- 5 years ago

very nice discussion indeed perhaps it becomes very absurd to answer such a controversial question. it's better to research on what will happen if light has mass. a simple question would be why don't we see light particles?whereas it aids us to see matter. ok if they are subatomic particles then what about it's net momentum on all of us. doesn't it sound strange that matter is presently emerging out from your computers.

now, instead of thinking that light is moving why don't we cosider it as the flow of time, some strange form of energy(rather than matter) that shows time is flowing rectilinearly.hence in a black hole according to Einstein time slows down. thus at the event horizen time apparently stops.therefore, light goes crazy and our math turns out to be eerie. quite weird..................!!!!!!!!!!!!!!!!

Time can't interfere in forces. So, light must be a wave-particle. Will time come from matter? as it does in fluorescent tubes?

- 4 years, 11 months ago

the OPERA experiment shows that neutrinos travel 'faster' than light. Similarly, there will be a large amount of uncertainty in the speed of light...

- 5 years ago

Einstein had said that if a photon leaves the atom, then that atom's reduction in mass is equal to the photon's momentum... Now this is strange... Doesn't it seem strange that matter is made of tiny atoms?

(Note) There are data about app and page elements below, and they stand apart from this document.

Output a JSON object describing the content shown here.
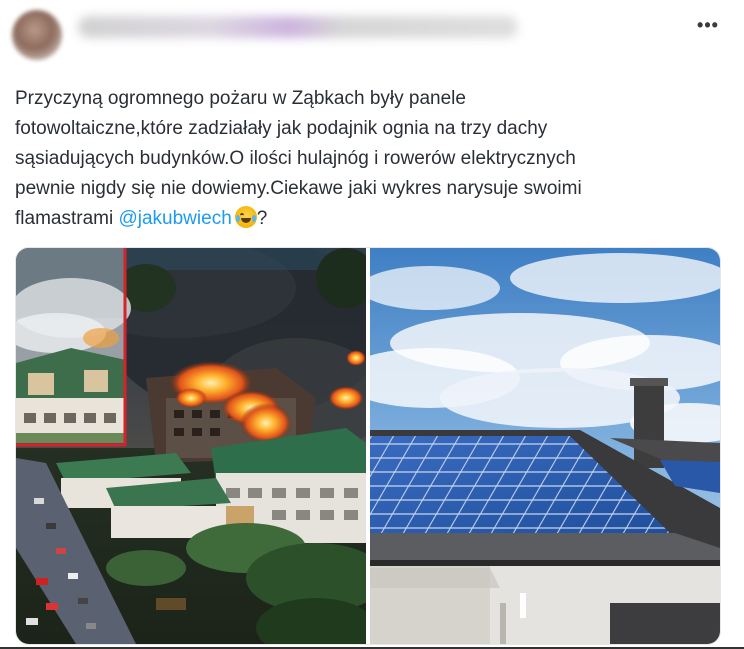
{
  "post": {
    "more_label": "•••",
    "text_line1": "Przyczyną ogromnego pożaru w Ząbkach były panele",
    "text_line2": "fotowoltaiczne,które zadziałały jak podajnik ognia na trzy dachy",
    "text_line3": "sąsiadujących budynków.O ilości hulajnóg i rowerów elektrycznych",
    "text_line4": "pewnie nigdy się nie dowiemy.Ciekawe jaki wykres narysuje swoimi",
    "text_line5_pre": "flamastrami ",
    "mention": "@jakubwiech",
    "text_line5_post": "?",
    "emoji": "face-with-tears-of-joy"
  },
  "media": {
    "left_image": "aerial-fire-photo",
    "right_image": "solar-panels-roof-photo"
  },
  "colors": {
    "text": "#2a2f36",
    "mention": "#1d9bf0",
    "inset_border": "#d4232b"
  }
}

Doesn't it seem strange that there are many electrons revolving around it? Thus, Every thing in science is only depicted by a model... i.e. only to find a way to calculate fields...

- 5 years ago

Radiation pressure suggests that light has momentum and this does not reflect that it has mass.Does it ??

- 5 years ago

Einstein stated that two images of one Quasars is formed which is when it's present behind the sun,and hence assumed that the light coming from the Quasars is bent by the gravitational forces of the sun.Correct me if I am wrong ....

- 5 years ago

So, does photon has its own mass or not generally?

- 5 years ago

according to me, photons have their own mass. We have to wait for the proof

- 5 years ago

another thing... it is not said that the speed of light is at c but we should measure with the most advanced measurements

- 5 years ago

yes and the evidence is......that the light has energy and ( e=mc ) therefore light has mass :D

- 5 years ago

Reading the first briefing... i shall tell you that it is energy which is emitted by matter. However, light is a form of energy. Let me read the full note now.

- 5 years ago

sound has particles that possess energy. Again, if light is energy, it must be the particles that possess energy.

- 5 years ago

yes light does have mass according to enstien's equation!

- 5 years ago

I haven't said that photons will lose speed.Instead, the photon will lose energy equal to the work done to maintain c

- 5 years ago

no

- 5 years ago

it is not sure whether the light travels at c. c is the constant where the space-time difference is zero

- 5 years ago

I haven't said that mine is superior to others' theories... but I want others to see that theories can be written this way...

- 5 years ago

all wrng

- 5 years ago